What you return must be every line below that includes the word "Foul".

*Data to process*
☆ ☆ ☆ ☆
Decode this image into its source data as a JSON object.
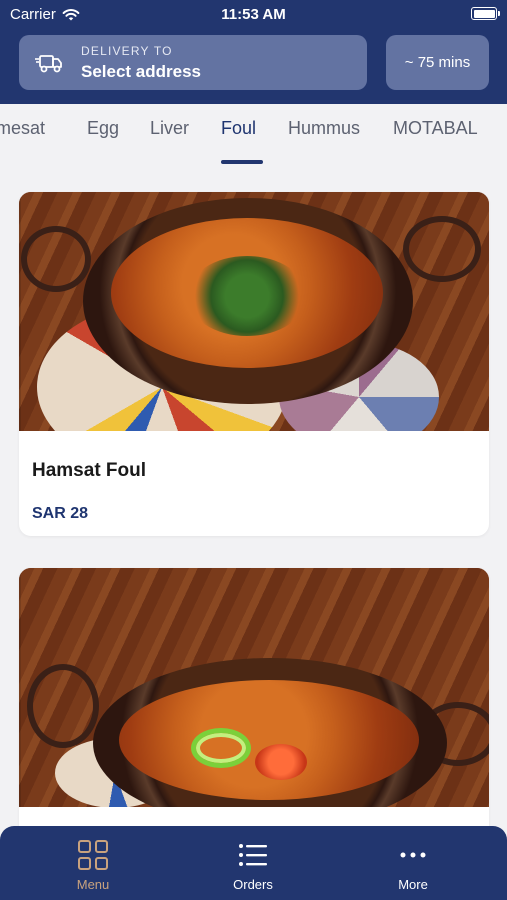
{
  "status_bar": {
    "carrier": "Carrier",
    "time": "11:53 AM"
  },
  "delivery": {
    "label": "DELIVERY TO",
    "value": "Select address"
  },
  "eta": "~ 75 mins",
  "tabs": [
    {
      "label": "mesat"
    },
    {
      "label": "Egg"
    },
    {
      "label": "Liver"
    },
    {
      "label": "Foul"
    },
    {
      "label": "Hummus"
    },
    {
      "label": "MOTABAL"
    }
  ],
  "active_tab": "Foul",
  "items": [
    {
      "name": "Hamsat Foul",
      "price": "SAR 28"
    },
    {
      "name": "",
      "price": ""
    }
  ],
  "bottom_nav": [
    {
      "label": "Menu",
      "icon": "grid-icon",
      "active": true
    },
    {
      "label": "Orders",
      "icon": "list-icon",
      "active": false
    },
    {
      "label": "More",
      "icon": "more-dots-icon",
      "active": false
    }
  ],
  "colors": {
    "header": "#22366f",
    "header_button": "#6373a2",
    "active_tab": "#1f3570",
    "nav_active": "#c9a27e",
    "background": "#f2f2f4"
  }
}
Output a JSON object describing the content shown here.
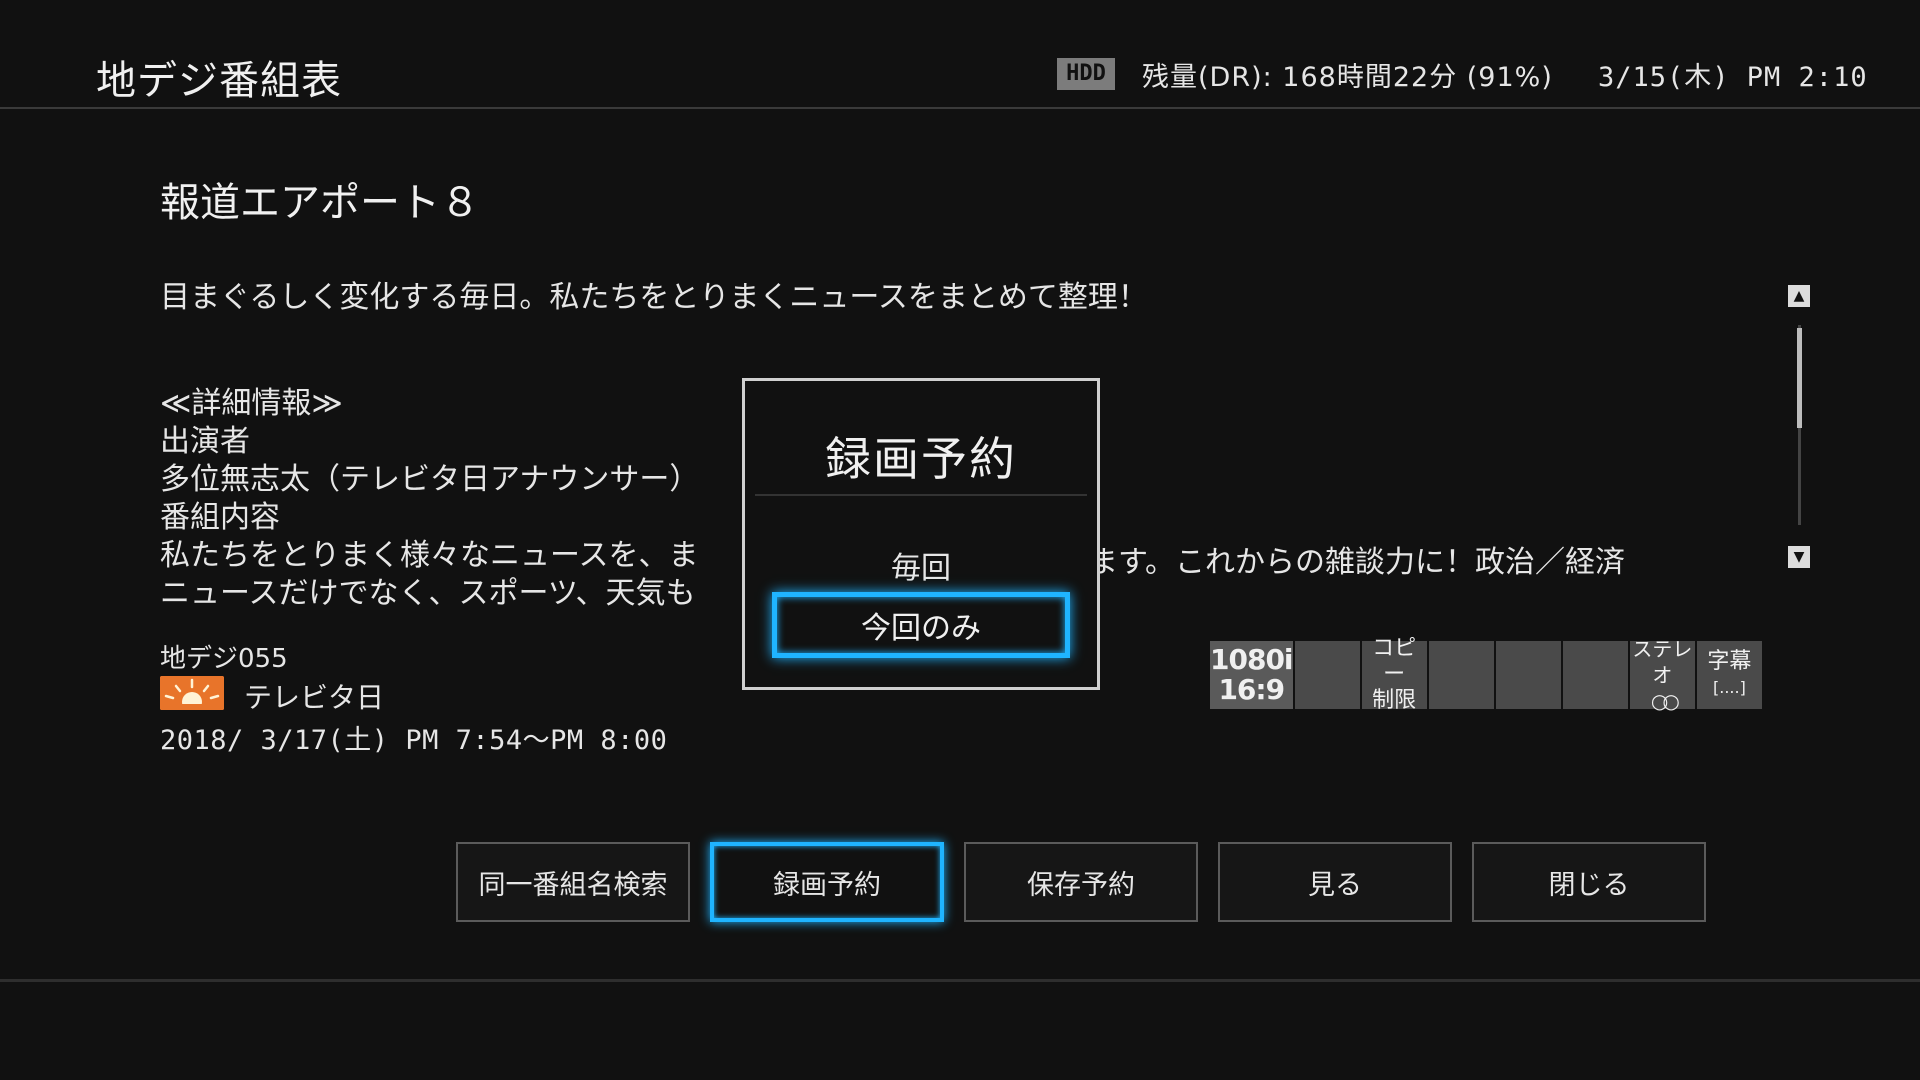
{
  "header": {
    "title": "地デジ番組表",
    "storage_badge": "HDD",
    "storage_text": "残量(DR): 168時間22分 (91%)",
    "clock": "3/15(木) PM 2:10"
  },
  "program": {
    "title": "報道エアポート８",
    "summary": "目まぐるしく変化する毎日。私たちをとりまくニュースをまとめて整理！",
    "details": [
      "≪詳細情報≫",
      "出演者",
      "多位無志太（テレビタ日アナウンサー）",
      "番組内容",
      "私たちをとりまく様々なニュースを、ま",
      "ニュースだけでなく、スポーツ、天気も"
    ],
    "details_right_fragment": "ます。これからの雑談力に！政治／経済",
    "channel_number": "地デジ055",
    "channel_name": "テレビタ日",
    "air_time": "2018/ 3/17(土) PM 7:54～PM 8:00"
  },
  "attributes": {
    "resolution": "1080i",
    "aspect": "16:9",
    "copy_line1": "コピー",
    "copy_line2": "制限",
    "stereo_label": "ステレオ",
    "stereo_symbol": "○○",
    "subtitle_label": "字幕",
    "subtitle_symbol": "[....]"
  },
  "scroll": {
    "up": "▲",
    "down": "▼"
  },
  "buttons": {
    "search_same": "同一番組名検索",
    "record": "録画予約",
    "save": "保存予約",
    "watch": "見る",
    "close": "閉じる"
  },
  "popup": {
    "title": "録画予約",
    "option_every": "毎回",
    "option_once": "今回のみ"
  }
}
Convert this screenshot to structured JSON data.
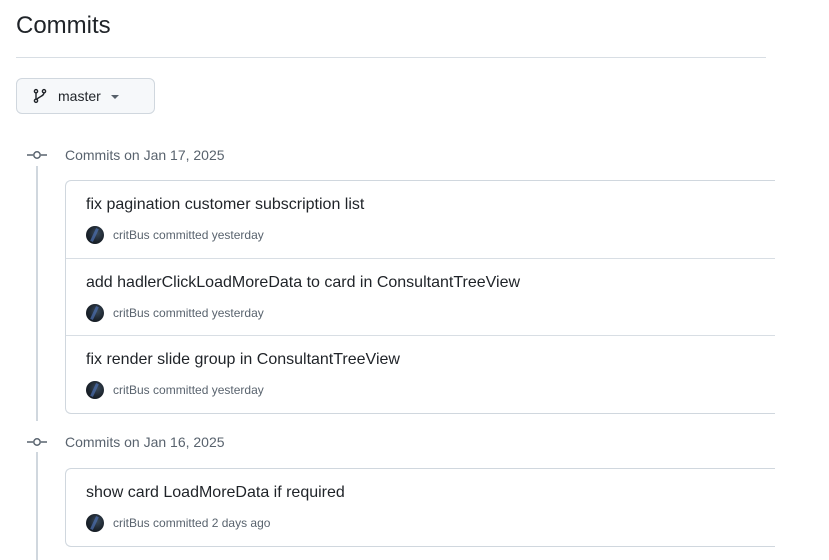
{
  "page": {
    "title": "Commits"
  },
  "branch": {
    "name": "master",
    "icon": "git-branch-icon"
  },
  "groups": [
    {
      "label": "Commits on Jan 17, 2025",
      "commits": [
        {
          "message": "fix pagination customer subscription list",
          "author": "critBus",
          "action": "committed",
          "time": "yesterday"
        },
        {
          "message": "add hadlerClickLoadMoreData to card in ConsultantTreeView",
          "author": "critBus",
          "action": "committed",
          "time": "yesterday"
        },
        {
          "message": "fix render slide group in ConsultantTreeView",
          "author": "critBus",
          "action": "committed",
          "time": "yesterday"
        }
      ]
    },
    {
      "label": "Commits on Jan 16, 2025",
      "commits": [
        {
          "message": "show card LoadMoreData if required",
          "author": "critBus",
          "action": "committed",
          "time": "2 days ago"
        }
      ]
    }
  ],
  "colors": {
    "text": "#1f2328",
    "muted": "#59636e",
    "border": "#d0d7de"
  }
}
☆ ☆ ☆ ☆
*Task output*
      "label": "Foul"
  "active_tab": "Foul",
      "name": "Hamsat Foul",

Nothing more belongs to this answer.